But there’s a reason behind all the repetition and constant messaging. It’s a lesson that became all too apparent two weeks ago when five people died in a tragic house fire in Riverhead. Five additional residents in separate apartments of the multi-family residence were left with only the clothes on their backs.

A preliminary investigation by Suffolk County police ruled that the fire was non-criminal. As of Tuesday, no specific cause has been determined by the department’s arson squad, police said.

It’s hard to fully comprehend what the five family members living on the third floor of the century-old home were experiencing as the fire quickly spread. It wasn’t a case of an elderly person unable to quickly move. Three of the victims were men in their 20s. We may never know what transpired in those critical minutes as smoke surrounded the old building. We can only imagine the feeling of hopelessness they must have felt as seemingly every exit was cut off.

When my wife and I moved into our condominium, she recommended we get ladders that could be used as an escape from our third floor where the bedrooms are located. I remember joking at the time: Do we really need ladders?

We never did buy one. As I think about it now, it seems so painfully obvious. If a fire cut off the one route down the stairs, what’s Plan B? Rising smoke can quickly overwhelm anyone, as was likely the case in the Riverhead fire. In fact, smoke inhalation is the top cause of death in fires, according to multiple studies. Smoke inhalation cuts off the body’s oxygen and carbon monoxide in the smoke is often the driving factor, although other chemicals will add toxins depending on what is burning.

Residential fires often start from one of a few sources, with cooking as the leading cause, according to the National Fire Protection Association. From 2015-19, cooking caused 49% of reported home fires and 20% of reported home fire deaths. Holidays like Thanksgiving, Christmas Day and Christmas Eve were peak days for home cooking fires in 2019.

Heating was the second leading cause of home fires, followed by electrical, smoking and candles. 

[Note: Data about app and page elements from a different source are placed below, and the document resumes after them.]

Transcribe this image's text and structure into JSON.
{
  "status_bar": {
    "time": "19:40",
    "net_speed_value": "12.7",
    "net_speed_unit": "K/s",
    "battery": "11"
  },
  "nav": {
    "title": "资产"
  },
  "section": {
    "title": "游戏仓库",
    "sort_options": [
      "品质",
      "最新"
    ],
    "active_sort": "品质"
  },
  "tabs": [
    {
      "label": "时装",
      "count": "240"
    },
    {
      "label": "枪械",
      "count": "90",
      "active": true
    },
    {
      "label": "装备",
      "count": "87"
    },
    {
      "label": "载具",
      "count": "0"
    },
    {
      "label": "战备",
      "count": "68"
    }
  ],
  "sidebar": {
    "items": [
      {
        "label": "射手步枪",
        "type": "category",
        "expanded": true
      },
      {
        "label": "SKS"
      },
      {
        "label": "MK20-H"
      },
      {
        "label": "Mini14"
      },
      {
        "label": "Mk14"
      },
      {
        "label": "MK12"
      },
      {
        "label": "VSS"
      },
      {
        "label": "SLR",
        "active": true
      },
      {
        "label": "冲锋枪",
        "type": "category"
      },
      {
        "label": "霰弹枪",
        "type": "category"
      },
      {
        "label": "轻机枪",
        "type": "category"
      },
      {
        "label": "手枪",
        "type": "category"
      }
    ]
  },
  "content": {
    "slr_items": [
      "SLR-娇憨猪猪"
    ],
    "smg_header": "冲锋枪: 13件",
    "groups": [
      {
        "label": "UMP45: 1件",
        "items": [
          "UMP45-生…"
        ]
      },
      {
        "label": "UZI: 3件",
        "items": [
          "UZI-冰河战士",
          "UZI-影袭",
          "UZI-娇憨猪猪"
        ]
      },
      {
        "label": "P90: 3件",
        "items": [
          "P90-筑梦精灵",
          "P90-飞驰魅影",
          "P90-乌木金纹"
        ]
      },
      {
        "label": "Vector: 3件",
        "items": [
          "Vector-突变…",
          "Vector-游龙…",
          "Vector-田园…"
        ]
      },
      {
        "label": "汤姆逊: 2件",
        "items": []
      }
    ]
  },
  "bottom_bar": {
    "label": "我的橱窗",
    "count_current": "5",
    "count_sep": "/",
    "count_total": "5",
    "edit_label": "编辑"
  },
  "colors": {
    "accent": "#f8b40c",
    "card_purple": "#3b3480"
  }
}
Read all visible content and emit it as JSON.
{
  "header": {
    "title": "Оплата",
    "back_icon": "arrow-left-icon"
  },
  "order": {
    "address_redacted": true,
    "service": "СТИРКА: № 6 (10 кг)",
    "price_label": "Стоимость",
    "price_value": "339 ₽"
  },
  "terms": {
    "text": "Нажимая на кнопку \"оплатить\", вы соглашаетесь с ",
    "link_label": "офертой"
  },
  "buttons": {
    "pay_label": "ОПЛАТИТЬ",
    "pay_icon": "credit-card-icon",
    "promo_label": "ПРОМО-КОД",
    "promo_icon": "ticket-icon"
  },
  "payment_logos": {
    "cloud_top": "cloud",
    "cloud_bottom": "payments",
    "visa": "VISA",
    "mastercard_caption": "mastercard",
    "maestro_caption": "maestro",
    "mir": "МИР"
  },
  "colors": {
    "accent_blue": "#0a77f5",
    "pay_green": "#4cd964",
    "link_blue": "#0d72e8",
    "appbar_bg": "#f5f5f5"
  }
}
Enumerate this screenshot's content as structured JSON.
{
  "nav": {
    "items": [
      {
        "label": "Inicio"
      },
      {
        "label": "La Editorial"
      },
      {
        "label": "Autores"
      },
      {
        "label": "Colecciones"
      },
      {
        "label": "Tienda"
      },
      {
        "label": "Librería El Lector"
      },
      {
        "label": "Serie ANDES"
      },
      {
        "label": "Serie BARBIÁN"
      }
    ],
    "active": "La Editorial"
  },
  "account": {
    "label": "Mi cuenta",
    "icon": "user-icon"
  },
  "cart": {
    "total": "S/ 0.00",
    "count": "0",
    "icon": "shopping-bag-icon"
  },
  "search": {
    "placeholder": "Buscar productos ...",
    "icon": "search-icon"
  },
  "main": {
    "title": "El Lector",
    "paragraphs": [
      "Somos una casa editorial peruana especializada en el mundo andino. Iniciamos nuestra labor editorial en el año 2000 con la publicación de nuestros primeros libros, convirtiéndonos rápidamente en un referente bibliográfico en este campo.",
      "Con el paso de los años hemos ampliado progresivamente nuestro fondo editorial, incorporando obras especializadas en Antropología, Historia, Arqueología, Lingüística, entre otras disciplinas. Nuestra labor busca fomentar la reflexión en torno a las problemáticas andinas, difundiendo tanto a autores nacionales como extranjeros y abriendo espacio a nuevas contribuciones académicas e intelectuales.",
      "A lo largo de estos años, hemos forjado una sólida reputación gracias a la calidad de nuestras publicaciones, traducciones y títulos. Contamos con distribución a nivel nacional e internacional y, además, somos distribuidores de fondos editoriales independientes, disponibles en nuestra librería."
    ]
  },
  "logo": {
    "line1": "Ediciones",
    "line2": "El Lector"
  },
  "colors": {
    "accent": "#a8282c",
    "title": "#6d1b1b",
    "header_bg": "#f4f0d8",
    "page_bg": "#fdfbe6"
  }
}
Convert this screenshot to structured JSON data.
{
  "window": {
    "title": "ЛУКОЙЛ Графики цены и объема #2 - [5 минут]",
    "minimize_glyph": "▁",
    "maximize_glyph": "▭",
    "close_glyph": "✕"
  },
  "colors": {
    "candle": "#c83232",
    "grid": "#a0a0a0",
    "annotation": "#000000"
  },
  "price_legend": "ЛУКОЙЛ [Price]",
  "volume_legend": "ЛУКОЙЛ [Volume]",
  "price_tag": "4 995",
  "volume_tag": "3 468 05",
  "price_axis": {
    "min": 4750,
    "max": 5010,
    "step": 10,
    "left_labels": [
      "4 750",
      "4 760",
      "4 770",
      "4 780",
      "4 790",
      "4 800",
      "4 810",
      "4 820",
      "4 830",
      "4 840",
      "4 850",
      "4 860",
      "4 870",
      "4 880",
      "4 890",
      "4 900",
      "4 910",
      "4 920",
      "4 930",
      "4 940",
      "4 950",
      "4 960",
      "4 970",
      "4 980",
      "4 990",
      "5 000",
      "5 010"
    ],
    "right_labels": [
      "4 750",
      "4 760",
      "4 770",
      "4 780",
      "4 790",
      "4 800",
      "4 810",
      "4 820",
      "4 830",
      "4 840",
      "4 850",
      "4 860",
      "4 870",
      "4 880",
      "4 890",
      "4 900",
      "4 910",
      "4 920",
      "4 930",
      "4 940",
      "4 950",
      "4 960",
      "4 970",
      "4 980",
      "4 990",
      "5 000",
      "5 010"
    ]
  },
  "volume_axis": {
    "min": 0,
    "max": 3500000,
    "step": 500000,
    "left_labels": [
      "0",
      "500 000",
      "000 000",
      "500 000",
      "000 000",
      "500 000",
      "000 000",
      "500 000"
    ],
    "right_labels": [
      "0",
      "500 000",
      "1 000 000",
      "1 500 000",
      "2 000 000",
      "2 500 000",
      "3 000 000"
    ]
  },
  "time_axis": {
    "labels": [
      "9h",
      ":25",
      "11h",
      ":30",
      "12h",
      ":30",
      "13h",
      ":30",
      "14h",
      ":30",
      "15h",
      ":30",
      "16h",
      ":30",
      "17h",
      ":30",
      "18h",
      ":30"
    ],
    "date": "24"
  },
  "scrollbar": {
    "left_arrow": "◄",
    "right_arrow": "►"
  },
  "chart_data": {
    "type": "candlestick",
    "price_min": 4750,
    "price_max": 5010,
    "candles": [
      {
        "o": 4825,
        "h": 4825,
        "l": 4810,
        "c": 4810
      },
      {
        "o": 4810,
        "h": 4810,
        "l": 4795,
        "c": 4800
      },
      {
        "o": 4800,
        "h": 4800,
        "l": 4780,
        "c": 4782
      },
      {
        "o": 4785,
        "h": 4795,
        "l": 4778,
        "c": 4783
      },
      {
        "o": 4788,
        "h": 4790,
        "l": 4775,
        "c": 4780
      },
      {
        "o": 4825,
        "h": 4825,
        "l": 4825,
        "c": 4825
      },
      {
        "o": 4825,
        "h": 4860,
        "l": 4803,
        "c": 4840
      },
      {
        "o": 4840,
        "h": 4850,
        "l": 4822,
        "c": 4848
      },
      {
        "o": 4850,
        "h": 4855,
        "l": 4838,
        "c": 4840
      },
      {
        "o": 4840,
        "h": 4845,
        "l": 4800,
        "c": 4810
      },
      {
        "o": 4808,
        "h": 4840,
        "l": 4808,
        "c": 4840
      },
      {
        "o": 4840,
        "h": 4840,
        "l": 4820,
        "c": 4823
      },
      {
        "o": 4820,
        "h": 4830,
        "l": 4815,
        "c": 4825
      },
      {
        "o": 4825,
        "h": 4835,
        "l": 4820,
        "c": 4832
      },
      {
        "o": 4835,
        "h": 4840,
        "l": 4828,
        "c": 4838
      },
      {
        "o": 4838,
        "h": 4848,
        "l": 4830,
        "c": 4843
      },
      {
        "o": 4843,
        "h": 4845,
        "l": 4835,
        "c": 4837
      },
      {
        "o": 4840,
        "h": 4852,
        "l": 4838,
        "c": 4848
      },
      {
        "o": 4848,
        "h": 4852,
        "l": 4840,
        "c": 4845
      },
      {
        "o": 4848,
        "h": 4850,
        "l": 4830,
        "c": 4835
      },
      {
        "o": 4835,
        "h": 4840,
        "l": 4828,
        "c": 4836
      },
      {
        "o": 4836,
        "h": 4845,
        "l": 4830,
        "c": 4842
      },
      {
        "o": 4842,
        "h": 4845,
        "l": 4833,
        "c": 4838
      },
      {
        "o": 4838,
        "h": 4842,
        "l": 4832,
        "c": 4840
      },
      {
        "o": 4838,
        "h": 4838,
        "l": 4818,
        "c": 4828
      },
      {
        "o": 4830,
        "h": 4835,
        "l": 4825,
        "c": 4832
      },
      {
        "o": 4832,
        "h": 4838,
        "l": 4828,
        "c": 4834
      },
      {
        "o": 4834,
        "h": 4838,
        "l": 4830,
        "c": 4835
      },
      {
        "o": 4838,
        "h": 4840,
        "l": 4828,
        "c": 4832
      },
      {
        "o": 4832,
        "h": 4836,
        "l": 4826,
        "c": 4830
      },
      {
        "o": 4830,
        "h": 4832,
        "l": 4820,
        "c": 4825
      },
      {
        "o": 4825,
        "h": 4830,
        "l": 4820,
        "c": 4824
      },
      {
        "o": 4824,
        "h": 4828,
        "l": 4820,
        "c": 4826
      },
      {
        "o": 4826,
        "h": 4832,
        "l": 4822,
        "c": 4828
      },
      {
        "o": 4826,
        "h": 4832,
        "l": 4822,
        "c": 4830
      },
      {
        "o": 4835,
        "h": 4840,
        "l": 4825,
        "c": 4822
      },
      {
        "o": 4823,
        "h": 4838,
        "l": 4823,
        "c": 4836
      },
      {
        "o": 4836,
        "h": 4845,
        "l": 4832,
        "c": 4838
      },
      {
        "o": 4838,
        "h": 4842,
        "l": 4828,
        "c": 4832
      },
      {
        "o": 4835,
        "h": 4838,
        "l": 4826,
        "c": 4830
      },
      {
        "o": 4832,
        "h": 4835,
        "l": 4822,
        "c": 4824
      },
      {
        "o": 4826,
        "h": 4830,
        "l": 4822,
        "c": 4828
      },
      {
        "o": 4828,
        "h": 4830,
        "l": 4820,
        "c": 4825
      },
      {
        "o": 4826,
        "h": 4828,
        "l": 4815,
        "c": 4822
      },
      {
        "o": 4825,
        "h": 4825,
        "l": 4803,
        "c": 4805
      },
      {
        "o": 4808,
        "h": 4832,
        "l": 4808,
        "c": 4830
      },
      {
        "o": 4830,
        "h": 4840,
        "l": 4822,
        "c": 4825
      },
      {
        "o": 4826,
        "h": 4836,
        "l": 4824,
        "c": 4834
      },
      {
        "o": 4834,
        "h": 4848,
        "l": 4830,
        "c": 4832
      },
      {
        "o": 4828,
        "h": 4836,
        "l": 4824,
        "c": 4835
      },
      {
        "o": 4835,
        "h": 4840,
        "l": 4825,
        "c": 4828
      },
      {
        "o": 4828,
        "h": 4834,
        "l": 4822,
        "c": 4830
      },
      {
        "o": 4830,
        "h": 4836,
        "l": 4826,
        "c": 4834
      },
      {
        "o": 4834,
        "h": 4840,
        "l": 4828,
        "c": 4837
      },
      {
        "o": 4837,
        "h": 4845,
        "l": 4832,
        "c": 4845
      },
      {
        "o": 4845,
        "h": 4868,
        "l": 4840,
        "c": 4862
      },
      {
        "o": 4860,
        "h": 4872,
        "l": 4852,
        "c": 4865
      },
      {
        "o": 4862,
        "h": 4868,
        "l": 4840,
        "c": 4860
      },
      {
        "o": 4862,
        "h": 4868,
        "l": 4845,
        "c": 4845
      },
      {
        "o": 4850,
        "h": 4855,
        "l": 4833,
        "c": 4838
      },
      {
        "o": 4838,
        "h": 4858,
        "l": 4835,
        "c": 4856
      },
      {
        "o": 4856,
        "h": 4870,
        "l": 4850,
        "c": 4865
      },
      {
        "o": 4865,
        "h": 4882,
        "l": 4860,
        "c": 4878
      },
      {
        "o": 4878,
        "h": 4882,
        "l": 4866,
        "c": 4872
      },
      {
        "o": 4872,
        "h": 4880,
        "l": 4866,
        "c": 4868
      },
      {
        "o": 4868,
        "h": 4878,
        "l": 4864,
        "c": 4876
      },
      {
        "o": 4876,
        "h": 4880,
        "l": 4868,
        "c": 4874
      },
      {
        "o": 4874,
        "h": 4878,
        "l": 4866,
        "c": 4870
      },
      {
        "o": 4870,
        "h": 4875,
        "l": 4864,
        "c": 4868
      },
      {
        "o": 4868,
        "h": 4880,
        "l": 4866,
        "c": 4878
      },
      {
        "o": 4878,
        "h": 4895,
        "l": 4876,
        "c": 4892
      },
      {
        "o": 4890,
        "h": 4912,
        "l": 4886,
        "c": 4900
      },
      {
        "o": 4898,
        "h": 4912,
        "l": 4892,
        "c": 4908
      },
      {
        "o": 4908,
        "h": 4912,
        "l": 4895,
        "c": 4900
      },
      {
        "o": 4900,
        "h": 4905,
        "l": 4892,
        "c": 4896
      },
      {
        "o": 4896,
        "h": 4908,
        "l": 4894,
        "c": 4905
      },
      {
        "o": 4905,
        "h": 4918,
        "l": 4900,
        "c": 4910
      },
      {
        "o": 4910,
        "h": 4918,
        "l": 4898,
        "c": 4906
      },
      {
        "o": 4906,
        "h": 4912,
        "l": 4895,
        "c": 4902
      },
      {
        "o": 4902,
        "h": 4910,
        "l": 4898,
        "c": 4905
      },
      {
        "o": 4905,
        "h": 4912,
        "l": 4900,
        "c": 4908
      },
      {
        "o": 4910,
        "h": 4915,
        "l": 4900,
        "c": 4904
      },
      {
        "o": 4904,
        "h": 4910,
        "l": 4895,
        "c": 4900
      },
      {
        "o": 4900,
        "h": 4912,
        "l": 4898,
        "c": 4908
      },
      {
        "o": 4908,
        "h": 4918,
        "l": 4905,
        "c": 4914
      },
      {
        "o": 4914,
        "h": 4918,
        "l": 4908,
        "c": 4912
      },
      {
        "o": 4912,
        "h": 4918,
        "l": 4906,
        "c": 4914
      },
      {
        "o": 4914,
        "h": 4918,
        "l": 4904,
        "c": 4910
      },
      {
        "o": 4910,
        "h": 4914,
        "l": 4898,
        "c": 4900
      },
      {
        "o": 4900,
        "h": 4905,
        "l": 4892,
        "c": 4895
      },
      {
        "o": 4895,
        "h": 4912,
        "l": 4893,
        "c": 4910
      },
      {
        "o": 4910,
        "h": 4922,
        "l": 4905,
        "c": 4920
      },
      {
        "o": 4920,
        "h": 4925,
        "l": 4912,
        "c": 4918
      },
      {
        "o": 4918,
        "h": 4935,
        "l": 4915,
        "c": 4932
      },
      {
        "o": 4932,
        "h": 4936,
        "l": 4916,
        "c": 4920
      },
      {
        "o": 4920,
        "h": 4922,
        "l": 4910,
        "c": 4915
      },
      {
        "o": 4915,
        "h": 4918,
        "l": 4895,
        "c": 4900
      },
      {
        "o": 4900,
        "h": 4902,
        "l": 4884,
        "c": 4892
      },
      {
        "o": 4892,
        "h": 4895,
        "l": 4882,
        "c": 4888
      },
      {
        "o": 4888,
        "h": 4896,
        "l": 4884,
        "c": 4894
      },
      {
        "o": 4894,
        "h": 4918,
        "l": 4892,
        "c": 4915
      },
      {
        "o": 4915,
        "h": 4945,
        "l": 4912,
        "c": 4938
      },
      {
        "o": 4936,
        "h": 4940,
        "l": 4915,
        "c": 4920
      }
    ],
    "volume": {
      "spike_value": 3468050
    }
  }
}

It may seem obvious, but the most important tool in residential fire safety is smoke detectors. Smoke detectors should be located outside each sleeping area and in each bedroom and homeowners should routinely test the alarms. The NFPA recommends testing home smoke alarms at least monthly. Roughly three out of five fire deaths occur in a home where there are no working smoke detectors, according to the NFPA.

Research published by the NFPA last month that analyzed multiple-death fires in the U.S. in 2020 noted the effectiveness of sprinklers to save lives in multiple properties, including homes. The paper notes that civilian death rate in home fires is 81% lower in homes with fire sprinklers than in homes without them. Fires are confined to the room of origin 97% of the time when home sprinklers are present. Fire sprinklers and hardwired smoke alarms combined drop the home death rate by 90%, according to the NFPA.

Of course, a home sprinkler system won’t be practical for most people. But for those building a new home or remodeling, it could be a life-saving investment.

According to the American Red Cross, when a fire starts, you could have less than two minutes to get to safety. That’s why we hear those recommendations to go over a fire escape plan and to practice a two-minute drill. The Red Cross says everyone in a household should know two ways to escape from each room. And always remember to never go back inside a burning home, even for pets.

The Red Cross responds each year to more than 60,000 disasters, the vast majority of which are home fires, according to its website. To help reduce those incidents, the organization started the Home Fire Campaign in 2014, a national movement “to help keep families safe from home fire.” The campaign has led to the installation of more than 2.2 millions smoke alarms and made an estimated 956,000 homes safer.

There are many resources available online at websites like the Red Cross and NFPA to better prepare a home for fire safety. They are lessons we often easily dismiss as the threat of a fire seems like the farthest thing to worry about in our everyday lives. But we saw the painful reminder two weeks ago when tragedy struck.

We should all take the time to make sure we’re prepared. Two minutes goes by awfully fast.